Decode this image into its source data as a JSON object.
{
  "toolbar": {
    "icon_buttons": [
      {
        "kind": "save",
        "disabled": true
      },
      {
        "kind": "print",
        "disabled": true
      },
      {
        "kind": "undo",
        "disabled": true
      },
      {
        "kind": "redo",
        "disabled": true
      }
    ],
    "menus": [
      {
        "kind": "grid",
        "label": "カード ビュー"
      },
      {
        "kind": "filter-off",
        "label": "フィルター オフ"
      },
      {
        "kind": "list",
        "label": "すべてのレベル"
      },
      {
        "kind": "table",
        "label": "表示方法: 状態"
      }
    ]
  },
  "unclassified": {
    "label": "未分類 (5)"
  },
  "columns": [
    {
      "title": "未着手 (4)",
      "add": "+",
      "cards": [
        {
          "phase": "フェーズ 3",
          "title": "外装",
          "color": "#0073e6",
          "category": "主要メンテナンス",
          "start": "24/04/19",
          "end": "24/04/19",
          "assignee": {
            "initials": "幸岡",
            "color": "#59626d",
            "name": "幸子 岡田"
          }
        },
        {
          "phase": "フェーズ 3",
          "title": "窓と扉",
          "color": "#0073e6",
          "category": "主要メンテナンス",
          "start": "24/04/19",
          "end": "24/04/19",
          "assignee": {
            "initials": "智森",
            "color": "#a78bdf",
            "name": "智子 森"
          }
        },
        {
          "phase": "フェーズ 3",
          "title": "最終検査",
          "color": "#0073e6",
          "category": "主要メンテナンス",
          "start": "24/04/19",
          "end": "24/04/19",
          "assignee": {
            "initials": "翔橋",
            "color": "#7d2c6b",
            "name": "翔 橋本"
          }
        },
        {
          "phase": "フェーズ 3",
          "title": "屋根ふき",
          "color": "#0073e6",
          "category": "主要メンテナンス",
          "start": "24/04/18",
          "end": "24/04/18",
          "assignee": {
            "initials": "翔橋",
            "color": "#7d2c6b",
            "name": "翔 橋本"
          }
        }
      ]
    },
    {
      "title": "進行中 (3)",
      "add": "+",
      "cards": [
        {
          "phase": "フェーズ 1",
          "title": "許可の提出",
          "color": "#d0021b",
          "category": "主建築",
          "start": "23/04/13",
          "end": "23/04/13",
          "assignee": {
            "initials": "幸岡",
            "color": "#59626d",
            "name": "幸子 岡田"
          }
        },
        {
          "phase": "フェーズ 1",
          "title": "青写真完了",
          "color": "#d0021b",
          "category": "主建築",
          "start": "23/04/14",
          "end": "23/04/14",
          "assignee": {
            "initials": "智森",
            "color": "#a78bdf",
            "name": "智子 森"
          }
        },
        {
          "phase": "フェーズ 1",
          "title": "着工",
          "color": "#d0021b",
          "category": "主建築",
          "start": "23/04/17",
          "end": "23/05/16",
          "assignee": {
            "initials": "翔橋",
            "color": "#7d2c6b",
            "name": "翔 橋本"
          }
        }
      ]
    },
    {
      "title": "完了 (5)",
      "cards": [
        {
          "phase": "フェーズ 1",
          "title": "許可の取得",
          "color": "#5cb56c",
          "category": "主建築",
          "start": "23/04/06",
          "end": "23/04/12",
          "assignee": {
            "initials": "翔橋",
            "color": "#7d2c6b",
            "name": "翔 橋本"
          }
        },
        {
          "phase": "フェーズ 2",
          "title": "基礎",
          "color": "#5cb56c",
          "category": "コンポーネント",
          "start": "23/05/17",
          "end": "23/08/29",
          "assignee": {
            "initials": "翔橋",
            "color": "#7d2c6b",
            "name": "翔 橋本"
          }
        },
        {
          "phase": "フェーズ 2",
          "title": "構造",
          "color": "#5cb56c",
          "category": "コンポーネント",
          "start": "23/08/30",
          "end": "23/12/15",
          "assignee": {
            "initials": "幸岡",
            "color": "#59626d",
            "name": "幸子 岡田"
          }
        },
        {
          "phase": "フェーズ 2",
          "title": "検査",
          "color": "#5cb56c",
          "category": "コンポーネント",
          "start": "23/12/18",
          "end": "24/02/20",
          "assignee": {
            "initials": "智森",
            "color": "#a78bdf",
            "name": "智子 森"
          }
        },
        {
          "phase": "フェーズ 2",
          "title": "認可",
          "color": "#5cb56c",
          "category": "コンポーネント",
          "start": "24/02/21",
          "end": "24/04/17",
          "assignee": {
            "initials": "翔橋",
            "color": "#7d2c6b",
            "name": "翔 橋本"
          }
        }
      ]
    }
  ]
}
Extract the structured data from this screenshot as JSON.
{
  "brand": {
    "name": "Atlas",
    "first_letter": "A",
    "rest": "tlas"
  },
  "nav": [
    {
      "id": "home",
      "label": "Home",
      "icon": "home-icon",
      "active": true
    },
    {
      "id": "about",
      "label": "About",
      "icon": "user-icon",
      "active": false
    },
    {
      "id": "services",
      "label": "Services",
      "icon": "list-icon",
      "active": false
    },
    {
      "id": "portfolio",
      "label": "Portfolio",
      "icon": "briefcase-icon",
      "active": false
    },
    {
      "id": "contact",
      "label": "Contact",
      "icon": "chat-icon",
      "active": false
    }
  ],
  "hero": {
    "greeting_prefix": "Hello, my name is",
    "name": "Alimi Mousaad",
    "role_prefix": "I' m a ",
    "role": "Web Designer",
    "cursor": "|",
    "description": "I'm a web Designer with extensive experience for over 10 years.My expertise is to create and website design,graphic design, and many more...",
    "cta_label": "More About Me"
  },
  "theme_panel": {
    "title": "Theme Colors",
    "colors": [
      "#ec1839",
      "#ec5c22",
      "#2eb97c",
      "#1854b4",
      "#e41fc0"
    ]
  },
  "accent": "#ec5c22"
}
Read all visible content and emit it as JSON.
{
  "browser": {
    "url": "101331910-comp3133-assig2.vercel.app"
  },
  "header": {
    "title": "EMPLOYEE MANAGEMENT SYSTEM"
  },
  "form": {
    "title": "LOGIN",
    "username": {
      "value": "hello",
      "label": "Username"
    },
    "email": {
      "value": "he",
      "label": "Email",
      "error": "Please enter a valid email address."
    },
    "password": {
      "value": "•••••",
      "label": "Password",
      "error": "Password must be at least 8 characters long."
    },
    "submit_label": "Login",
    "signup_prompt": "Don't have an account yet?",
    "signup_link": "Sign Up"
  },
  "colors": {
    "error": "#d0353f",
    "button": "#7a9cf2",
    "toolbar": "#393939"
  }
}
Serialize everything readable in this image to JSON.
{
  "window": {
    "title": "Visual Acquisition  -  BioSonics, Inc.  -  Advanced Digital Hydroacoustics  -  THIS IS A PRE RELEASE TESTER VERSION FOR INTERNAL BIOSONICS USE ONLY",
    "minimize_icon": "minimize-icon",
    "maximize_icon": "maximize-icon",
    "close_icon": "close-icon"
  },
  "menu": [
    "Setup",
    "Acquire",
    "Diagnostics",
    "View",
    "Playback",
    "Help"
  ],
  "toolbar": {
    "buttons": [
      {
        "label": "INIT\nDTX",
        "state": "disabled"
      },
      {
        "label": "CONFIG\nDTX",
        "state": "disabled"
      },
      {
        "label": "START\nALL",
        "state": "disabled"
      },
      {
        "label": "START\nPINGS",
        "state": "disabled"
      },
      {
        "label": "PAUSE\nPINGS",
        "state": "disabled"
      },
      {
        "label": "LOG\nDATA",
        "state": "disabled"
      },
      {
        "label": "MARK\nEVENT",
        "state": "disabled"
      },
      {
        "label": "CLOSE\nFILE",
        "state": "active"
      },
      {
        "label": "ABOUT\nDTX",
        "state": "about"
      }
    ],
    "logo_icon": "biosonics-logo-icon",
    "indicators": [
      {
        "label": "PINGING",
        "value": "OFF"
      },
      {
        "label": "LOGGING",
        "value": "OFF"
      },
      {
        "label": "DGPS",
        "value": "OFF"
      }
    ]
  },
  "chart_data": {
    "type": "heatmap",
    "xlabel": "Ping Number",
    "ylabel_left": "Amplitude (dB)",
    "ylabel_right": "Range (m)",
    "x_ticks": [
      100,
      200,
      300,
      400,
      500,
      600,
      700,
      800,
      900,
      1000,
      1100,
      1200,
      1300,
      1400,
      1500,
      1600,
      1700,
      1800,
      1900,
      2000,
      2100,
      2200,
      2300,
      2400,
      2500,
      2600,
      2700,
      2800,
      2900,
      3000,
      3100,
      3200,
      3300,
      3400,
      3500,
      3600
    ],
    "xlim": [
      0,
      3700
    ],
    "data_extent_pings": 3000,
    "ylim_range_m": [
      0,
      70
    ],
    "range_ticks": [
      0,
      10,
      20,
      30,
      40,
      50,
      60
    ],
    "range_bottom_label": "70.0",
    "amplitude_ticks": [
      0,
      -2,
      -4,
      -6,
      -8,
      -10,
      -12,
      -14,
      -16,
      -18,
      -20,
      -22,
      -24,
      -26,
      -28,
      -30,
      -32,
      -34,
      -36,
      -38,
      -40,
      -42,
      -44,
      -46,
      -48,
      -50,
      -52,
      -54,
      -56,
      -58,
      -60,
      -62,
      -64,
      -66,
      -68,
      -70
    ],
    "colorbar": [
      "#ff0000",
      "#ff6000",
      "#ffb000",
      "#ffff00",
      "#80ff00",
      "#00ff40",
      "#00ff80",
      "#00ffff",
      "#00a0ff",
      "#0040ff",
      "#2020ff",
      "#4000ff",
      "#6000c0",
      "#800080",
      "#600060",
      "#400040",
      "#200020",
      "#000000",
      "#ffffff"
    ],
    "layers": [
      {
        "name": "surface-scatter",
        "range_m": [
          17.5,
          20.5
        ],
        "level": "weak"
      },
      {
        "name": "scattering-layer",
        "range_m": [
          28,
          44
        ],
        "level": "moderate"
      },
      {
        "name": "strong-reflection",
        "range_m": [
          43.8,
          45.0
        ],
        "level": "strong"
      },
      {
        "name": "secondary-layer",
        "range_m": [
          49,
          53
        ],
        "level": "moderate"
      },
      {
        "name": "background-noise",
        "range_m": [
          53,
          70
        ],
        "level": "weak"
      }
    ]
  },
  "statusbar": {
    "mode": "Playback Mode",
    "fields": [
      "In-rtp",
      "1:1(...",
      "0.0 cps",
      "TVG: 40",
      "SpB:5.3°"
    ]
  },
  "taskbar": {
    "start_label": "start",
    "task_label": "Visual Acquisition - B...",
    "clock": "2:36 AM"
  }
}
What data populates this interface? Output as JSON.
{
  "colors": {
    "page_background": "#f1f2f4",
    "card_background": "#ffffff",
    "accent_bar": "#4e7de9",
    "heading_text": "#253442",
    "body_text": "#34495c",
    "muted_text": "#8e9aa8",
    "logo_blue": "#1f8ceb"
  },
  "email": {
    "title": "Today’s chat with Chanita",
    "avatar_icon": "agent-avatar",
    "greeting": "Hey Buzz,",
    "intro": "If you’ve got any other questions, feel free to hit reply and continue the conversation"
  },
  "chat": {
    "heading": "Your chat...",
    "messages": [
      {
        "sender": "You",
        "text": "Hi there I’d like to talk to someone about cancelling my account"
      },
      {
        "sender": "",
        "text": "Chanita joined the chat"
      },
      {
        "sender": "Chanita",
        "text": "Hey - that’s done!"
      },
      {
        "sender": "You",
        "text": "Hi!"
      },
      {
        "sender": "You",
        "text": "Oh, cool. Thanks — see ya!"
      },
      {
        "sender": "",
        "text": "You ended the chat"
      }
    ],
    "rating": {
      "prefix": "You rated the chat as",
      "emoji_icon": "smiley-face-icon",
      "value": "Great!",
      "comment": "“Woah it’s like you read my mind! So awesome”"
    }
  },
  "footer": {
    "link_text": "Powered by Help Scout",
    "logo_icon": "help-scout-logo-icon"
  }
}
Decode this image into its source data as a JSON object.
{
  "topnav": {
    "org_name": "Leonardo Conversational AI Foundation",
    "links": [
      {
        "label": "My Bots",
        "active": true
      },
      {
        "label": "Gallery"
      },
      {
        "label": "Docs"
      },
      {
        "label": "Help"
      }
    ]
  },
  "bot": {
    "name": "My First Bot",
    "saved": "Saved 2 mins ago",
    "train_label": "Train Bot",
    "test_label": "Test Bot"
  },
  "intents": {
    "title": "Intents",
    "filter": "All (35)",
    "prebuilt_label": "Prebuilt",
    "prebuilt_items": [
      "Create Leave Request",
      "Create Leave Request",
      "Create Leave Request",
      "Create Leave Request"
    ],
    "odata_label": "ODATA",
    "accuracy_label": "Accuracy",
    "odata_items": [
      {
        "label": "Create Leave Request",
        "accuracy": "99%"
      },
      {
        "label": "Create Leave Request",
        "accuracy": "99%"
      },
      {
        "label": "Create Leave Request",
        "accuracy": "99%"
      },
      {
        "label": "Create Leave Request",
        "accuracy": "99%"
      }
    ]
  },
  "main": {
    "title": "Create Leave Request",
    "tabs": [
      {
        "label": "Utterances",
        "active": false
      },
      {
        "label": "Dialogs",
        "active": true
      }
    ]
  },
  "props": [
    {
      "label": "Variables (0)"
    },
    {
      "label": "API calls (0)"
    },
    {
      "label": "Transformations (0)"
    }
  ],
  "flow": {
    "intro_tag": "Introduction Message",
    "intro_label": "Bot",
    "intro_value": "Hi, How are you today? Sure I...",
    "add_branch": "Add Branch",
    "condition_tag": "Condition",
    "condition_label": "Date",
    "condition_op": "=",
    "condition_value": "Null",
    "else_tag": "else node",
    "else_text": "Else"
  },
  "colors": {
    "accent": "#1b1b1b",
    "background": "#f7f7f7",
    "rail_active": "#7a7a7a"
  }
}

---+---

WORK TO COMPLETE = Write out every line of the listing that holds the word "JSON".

WRITTEN RESPONSE =
Decode this image into its source data as a JSON object.
Extract the structured data from this screenshot as JSON.
Read all visible content and emit it as JSON.
Serialize everything readable in this image to JSON.
What data populates this interface? Output as JSON.
Decode this image into its source data as a JSON object.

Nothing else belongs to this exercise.